Giuseppe Arcimboldo, like Hieronymus Bosch, was an artist several centuries ahead of his time. He was born into a distinguished Milanese family of archbishops, jurists and artists in 1527, when the Italian Renaissance was in full flower. 

In the Service of Emperors

In 1562 Arcimboldo crossed the Alps to Vienna for a position as court portraitist and festival organiser for Habsburg Emperor Ferdinand I (r. 1558-1564), who died almost immediately after Archimboldo’s arrival. Fortunately, emperor Maximilian II (r. 1564-1576) and his young son Rudolf II (r. 1576-1612), decided to honor Arcimboldo’s contract.
Rudolf II became quite fond of Arcimboldo, who crafted grand costume pageants in the boy’s honor, such as a spectacle in which the six-year-old Rudolf played the part of a knighted dwarf in full plate armor among adults dressed as giants and monsters.

A Bohemian Parnassus

Rudolf II was known by his contemporaries as the greatest art patron in the world and Prague became, under Rudolf’s guidance, one of the leading centers for the arts and sciences on the European continent.
The Rudolfine taste for outstanding decoration and fantastic imagery were legendary, and his ambition and insight as a patron and collector changed the way art would be viewed by future generations. He brought into his service some of the most important European artists, architects and scientists. 

Rudolfine Prague was a scene of communication, collaboration and commentary between artists, scholars and scientists. This interdisciplinary cross-pollination had a strong influence on Arcimboldo’s painting, helping him to combine classical allusion and allegory with contemporary painting techniques. 

In 1587 Arcimboldo left the court in Prague to return to his family home in Milan.

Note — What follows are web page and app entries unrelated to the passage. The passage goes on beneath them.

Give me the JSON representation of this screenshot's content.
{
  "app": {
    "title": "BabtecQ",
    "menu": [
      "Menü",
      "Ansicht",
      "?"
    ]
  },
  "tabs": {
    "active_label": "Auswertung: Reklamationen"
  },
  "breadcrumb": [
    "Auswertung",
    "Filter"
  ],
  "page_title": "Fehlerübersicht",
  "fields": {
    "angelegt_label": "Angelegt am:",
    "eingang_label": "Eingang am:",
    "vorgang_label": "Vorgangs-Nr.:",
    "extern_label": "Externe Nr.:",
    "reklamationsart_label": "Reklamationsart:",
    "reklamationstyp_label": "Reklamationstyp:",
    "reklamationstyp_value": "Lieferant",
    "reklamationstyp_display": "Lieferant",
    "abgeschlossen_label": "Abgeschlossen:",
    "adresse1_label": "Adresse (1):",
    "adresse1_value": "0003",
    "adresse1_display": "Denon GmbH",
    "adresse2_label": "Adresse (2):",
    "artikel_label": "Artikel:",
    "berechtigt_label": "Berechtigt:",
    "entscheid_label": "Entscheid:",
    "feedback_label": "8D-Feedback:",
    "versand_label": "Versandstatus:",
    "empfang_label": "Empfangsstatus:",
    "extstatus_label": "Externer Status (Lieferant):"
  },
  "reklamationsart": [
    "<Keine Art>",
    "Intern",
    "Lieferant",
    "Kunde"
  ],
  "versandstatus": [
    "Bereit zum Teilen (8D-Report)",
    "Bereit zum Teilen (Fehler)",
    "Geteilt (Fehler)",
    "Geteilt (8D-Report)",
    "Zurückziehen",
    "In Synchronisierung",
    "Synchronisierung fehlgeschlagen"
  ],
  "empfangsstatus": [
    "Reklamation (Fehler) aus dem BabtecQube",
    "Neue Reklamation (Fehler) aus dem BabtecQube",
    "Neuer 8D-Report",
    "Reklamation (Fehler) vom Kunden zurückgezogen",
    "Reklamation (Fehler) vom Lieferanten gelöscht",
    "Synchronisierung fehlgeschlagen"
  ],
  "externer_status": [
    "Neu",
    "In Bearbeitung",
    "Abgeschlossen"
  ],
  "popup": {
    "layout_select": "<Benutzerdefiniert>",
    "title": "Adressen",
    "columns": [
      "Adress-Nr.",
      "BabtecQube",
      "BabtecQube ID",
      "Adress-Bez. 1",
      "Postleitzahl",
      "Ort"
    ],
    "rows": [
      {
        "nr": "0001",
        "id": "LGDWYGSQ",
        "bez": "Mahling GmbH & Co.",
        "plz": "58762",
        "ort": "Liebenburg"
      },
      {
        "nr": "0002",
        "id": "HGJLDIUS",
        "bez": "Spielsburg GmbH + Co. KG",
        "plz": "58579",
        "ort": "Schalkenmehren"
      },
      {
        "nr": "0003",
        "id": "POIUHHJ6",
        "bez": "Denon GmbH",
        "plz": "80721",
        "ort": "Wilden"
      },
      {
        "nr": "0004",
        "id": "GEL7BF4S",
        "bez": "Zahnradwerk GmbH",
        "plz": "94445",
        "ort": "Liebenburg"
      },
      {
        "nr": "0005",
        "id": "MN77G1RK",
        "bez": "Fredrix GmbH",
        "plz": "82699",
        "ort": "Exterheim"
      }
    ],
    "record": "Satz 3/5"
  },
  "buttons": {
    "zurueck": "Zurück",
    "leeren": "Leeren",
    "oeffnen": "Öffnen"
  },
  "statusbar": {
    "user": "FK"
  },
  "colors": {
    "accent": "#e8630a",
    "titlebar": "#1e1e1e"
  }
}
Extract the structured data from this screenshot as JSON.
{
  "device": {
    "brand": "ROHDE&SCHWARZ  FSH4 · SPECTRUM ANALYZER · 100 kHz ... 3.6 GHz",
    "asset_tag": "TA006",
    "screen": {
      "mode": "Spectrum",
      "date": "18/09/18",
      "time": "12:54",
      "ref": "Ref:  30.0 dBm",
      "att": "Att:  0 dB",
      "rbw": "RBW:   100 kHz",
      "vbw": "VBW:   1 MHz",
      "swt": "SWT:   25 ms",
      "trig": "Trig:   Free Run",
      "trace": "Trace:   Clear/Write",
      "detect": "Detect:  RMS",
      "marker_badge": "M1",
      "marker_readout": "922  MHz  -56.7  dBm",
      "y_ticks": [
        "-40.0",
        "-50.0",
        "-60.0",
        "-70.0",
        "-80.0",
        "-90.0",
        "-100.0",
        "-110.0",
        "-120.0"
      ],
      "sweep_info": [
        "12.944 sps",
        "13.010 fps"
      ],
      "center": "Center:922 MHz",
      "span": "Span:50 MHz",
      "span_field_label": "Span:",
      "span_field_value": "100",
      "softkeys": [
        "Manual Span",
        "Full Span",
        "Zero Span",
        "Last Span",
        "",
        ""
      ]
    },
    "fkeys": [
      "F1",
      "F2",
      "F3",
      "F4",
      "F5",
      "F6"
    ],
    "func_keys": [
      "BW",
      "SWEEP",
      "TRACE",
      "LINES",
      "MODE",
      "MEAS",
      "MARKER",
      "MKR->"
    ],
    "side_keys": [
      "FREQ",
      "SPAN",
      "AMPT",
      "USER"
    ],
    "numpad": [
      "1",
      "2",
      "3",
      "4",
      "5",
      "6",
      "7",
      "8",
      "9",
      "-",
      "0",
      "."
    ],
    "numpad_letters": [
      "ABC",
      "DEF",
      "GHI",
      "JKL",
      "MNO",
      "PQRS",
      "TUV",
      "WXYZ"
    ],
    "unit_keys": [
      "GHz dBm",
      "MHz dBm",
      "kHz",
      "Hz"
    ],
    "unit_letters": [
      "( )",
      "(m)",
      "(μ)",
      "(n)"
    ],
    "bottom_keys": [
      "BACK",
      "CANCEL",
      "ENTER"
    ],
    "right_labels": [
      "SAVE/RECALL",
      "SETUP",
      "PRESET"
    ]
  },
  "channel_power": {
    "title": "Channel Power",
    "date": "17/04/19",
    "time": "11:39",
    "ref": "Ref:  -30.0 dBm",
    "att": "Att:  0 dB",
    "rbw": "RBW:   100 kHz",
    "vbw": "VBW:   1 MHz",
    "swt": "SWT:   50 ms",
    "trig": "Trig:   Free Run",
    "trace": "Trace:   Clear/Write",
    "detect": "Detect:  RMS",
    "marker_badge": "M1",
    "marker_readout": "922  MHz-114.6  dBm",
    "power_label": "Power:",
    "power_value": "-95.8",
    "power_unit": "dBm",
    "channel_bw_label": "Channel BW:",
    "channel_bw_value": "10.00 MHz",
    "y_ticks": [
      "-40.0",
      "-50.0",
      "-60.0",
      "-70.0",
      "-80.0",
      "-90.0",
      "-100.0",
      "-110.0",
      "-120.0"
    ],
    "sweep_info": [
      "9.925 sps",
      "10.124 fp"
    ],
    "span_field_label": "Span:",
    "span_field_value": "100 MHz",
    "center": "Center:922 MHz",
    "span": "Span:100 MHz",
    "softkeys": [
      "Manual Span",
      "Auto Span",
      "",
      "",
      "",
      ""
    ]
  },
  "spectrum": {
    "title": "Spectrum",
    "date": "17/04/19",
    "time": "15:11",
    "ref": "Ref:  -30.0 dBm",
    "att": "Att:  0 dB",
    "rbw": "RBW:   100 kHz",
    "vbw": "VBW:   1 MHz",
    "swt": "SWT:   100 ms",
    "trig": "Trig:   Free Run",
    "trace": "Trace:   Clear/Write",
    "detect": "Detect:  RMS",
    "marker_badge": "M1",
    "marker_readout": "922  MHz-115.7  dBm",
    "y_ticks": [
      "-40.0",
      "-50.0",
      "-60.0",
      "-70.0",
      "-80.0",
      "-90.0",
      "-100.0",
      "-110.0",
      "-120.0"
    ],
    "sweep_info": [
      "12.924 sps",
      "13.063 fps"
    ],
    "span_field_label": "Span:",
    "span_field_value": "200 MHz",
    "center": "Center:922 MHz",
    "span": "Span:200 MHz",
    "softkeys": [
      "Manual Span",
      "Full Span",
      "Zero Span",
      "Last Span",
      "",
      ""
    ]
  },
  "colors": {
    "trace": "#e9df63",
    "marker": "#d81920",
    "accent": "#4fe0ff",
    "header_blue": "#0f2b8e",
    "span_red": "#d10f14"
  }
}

It was in Milan that he produced his most famous work, Vertumnus, a portrait of Rudolf II re-imagined as the Roman god of metamorphoses in nature and life. It depicts Rudolf’s face composed of fruit and flowers, symbolising the perfect balance and harmony with nature that his reign represented.

Vertumnus reached Rudolf during the winter of 1591. On May Day, 1592, Rudolf II granted his childhood friend the title of Count Palatine, which guaranteed that Archimboldo and his heirs would enjoy continued income and status for generations. Giuseppe Arcimboldo died shortly thereafter on July 11th, 1593, in his home in Milan.

After Arcimboldo

Arcimboldo’s influence on his contemporaries was surprisingly minimal. Several anonymous artists produced paintings highly derivative of this style in the decades following Archimboldo's death, but none of them made any effort to push forward his ideas and themes. That is; with the exception of a quartet of seasonal portraits painted in the 17th Century by Flemish landscape pioneer Joos de Momper, and a few satirical composite portraits used in political posters and cartoons.

The late 18th Century movement from Realism to Impressionism was hardly influenced by Arcimboldo’s work, instead creating large-scale forms out of non-representational building blocks to mimic perception rather than layering symbolism upon symbolism.

It wasn’t until the 20th Century that Arcimboldo was rediscovered by the Modernists and Surrealists. We see echoes of Arcimboldo in the works of Pablo Picasso, George Grosz, Rene Magritte and, especially, Salvador Dalí. Dalí called Arcimboldo the “father of Surrealism”.